When Helping Hurts

Often in life, even positive actions can produce unexpected consequences.  Such is the case with the federal government’s recent effort to assist workers furloughed due to the coronavirus epidemic. The Feds added $600.00 per week (thru July) to regular benefits for the millions of impacted workers who filed for unemployment. That additional weekly payment gave laid-off employees some welcome extra financial cushion to soften the impact of their, hopefully, temporary job loss. No question, for those affected by the epidemic-fueled financial crisis, that extra weekly money was a critical help. Time, now, for the consequence.
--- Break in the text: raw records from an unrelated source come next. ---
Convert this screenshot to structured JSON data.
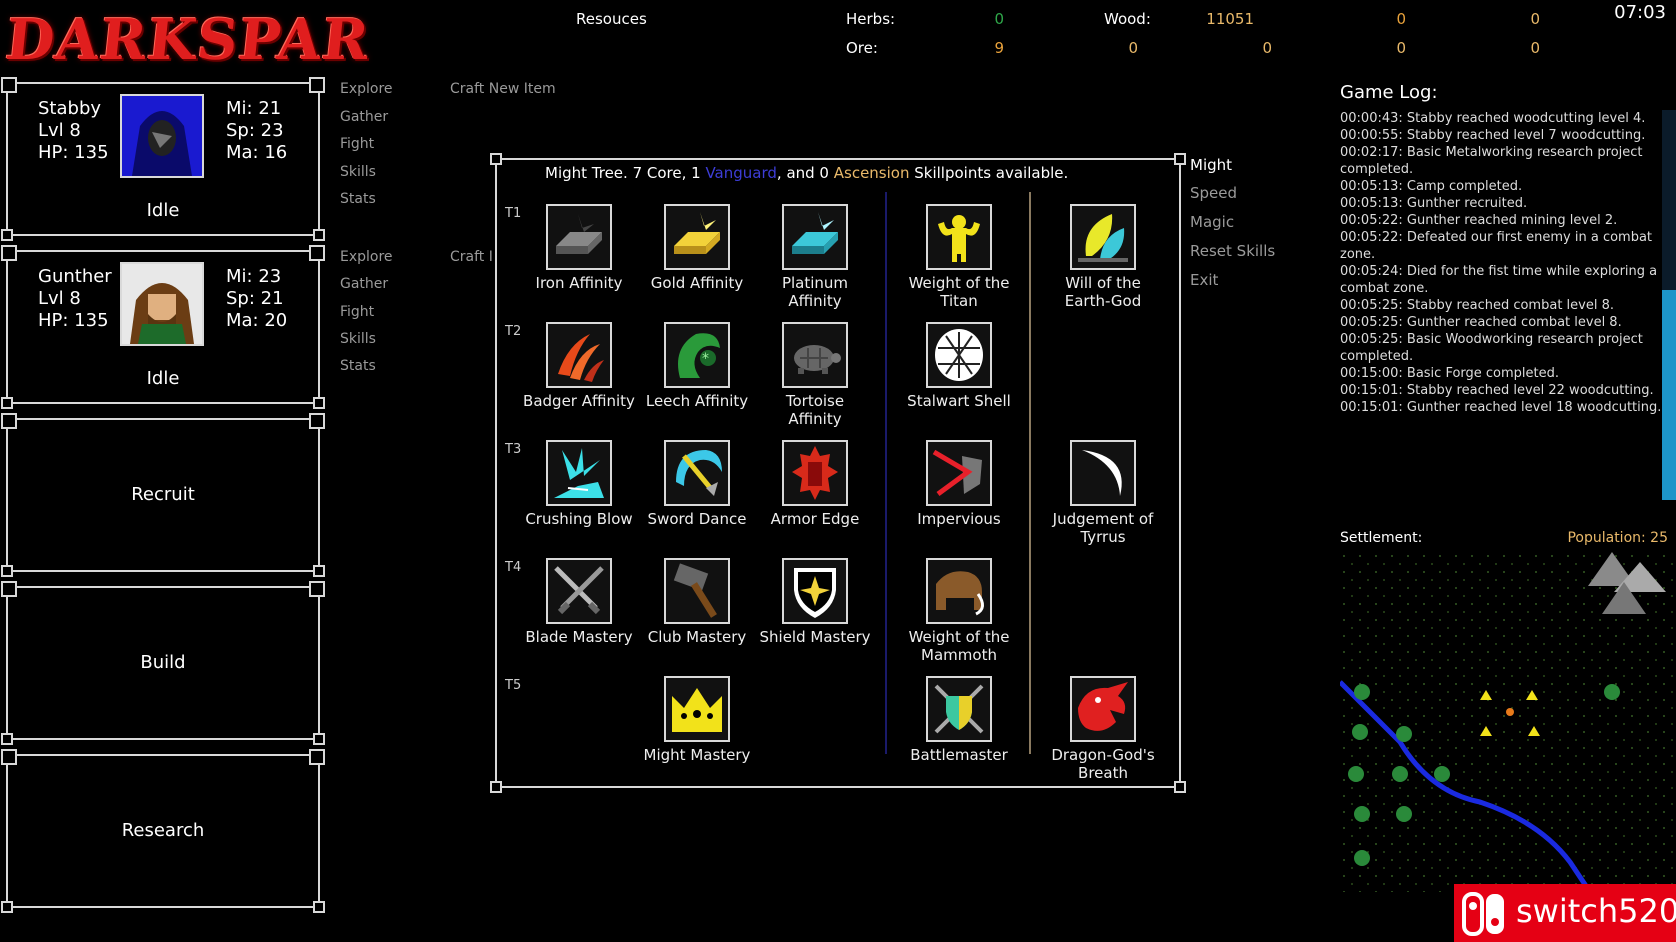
{
  "logo": "DARKSPAR",
  "clock": "07:03",
  "resources": {
    "title": "Resouces",
    "herbs_label": "Herbs:",
    "herbs_value": "0",
    "wood_label": "Wood:",
    "wood_value": "11051",
    "r1c5": "0",
    "r1c6": "0",
    "ore_label": "Ore:",
    "ore_value": "9",
    "r2c3": "0",
    "r2c4": "0",
    "r2c5": "0",
    "r2c6": "0"
  },
  "heroes": [
    {
      "name": "Stabby",
      "lvl": "Lvl 8",
      "hp": "HP: 135",
      "mi": "Mi: 21",
      "sp": "Sp: 23",
      "ma": "Ma: 16",
      "status": "Idle"
    },
    {
      "name": "Gunther",
      "lvl": "Lvl 8",
      "hp": "HP: 135",
      "mi": "Mi: 23",
      "sp": "Sp: 21",
      "ma": "Ma: 20",
      "status": "Idle"
    }
  ],
  "menu": {
    "explore": "Explore",
    "gather": "Gather",
    "fight": "Fight",
    "skills": "Skills",
    "stats": "Stats",
    "craft_new": "Craft New Item",
    "craft_cut": "Craft I"
  },
  "actions": {
    "recruit": "Recruit",
    "build": "Build",
    "research": "Research"
  },
  "panel": {
    "t_a": "Might Tree. 7 Core, 1 ",
    "t_vanguard": "Vanguard",
    "t_b": ", and 0 ",
    "t_ascension": "Ascension",
    "t_c": " Skillpoints available.",
    "tiers": [
      "T1",
      "T2",
      "T3",
      "T4",
      "T5"
    ],
    "skills": {
      "iron": "Iron Affinity",
      "gold": "Gold Affinity",
      "platinum": "Platinum Affinity",
      "titan": "Weight of the Titan",
      "earthgod": "Will of the Earth-God",
      "badger": "Badger Affinity",
      "leech": "Leech Affinity",
      "tortoise": "Tortoise Affinity",
      "stalwart": "Stalwart Shell",
      "crushing": "Crushing Blow",
      "sword": "Sword Dance",
      "armor": "Armor Edge",
      "impervious": "Impervious",
      "tyrrus": "Judgement of Tyrrus",
      "blade": "Blade Mastery",
      "club": "Club Mastery",
      "shield": "Shield Mastery",
      "mammoth": "Weight of the Mammoth",
      "might": "Might Mastery",
      "battlemaster": "Battlemaster",
      "dragon": "Dragon-God's Breath"
    }
  },
  "side": {
    "might": "Might",
    "speed": "Speed",
    "magic": "Magic",
    "reset": "Reset Skills",
    "exit": "Exit"
  },
  "log": {
    "title": "Game Log:",
    "entries": [
      "00:00:43: Stabby reached woodcutting level 4.",
      "00:00:55: Stabby reached level 7 woodcutting.",
      "00:02:17: Basic Metalworking research project completed.",
      "00:05:13: Camp completed.",
      "00:05:13: Gunther recruited.",
      "00:05:22: Gunther reached mining level 2.",
      "00:05:22: Defeated our first enemy in a combat zone.",
      "00:05:24: Died for the fist time while exploring a combat zone.",
      "00:05:25: Stabby reached combat level 8.",
      "00:05:25: Gunther reached combat level 8.",
      "00:05:25: Basic Woodworking research project completed.",
      "00:15:00: Basic Forge completed.",
      "00:15:01: Stabby reached level 22 woodcutting.",
      "00:15:01: Gunther reached level 18 woodcutting."
    ]
  },
  "settlement": {
    "label": "Settlement:",
    "population": "Population: 25"
  },
  "watermark": "switch520",
  "colors": {
    "accent_red": "#e01e1e",
    "vanguard": "#3d3dd6",
    "ascension": "#e9b96a",
    "scroll": "#1d95c9"
  }
}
That extra money has now made returning to work less attractive, even when given the opportunity to come back. As it turns out, almost half of America’s workers furloughed now make more, in some cases, far more, than they did in their prior jobs.  Which means many of them do not want to return to those jobs, or feel they can’t afford to, after enjoying the luxury of that extra ‘free’ money.  “The unemployment benefits are so generous, that in many places workers are telling their bosses they’d rather be unemployed than return to their job,” said the executive vice-president of the National Restaurant Association.  Boomerang!

Employers, in the hospitality and food service industries, among others now re-opening, are, in fact, having trouble getting their furloughed employees to come back. As you know, once an employee returns to work, the regular, and the temporarily-enhanced, unemployment benefits stop, as they certainly should. Leading some employees to request that they be permitted to remain furloughed until the end of July! Others have suggested working alternate weeks with colleagues, so that each can continue to grab a piece of that bonus government (i.e. taxpayer) money.  Even though the original intent of the unemployment benefit was to be strictly an interim assist for job loss, while encouraging the search for alternate employment.  And, even then, there was a finite cut-off to those government payments, acting then, by intent, as an incentive to find work.

For impacted employers hoping to re-start their closed businesses, this has created a significant problem.  With employees declining to come back until either the bonus benefits run out, or until wages at their company are raised considerably, employers are having difficulty staffing their business(es), and some may well face the ultimate prospect of having to shutter their companies entirely.  And there’s another significant issue for the owners of small-to-medium sized businesses/companies.  Those who applied for and received the government’s forgivable loans, the ones that were meant to help employers pay their employees.   Those loans are only “forgivable” if their employees actually return to work.   Failure to get them back means, ultimately, that the employers would have to repay that government loan!

As it stands, then, those furloughed workers receiving the enhanced federal payments on top of regular unemployment, have no real incentive to return to their old jobs, as long as the government faucet continues to pour.  And therein lies the most destructive problem, just as epidemic-riding Progressive-Socialists (formally Democrats) in the House begin to float the idea of granting $2,000 per month to each U.S. resident above the age of 16, both citizen and illegal, with annual income below $130,000, until the epidemic ends.  Once hooked on the bottle, the baby will always demand the bottle. Meaning that politically, and thus realistically, those payments can never end.  With “guaranteed income,” there is absolutely no incentive to ever go back to work, or ever even seek work to begin with.  Companies and businesses would never be able to afford employees, competing with a continuing unearned hand-out of that magnitude.

Although the theory of the current bi-partisan government’s money dole was to help bridge the financial and emotional pain of job furloughs, which it was assumed by the bonus-dollars cut-off date, would hopefully be temporary. In practice, by running those added payments through July, the incentive to return to work for a great many in lower-wage positions was either minimized or vanished entirely.  As would be the case, long-term (as in, forever!) with that ridiculous P-S guaranteed annual income proposal, which would automatically vaporize work incentive. Hurting (make that, ending) the tradition of America’s work-based, capitalistic society, while helping, and hastening, immeasurably, the all-powerful Central Government-ordered transformation of our once great nation into a fully-socialist society, where people would exist to be used, not valued, and individual freedoms would be forever gone and forgotten.

(“Rather be unemployed” via The Wall Street Journal, Eric Morath, 4-29-20).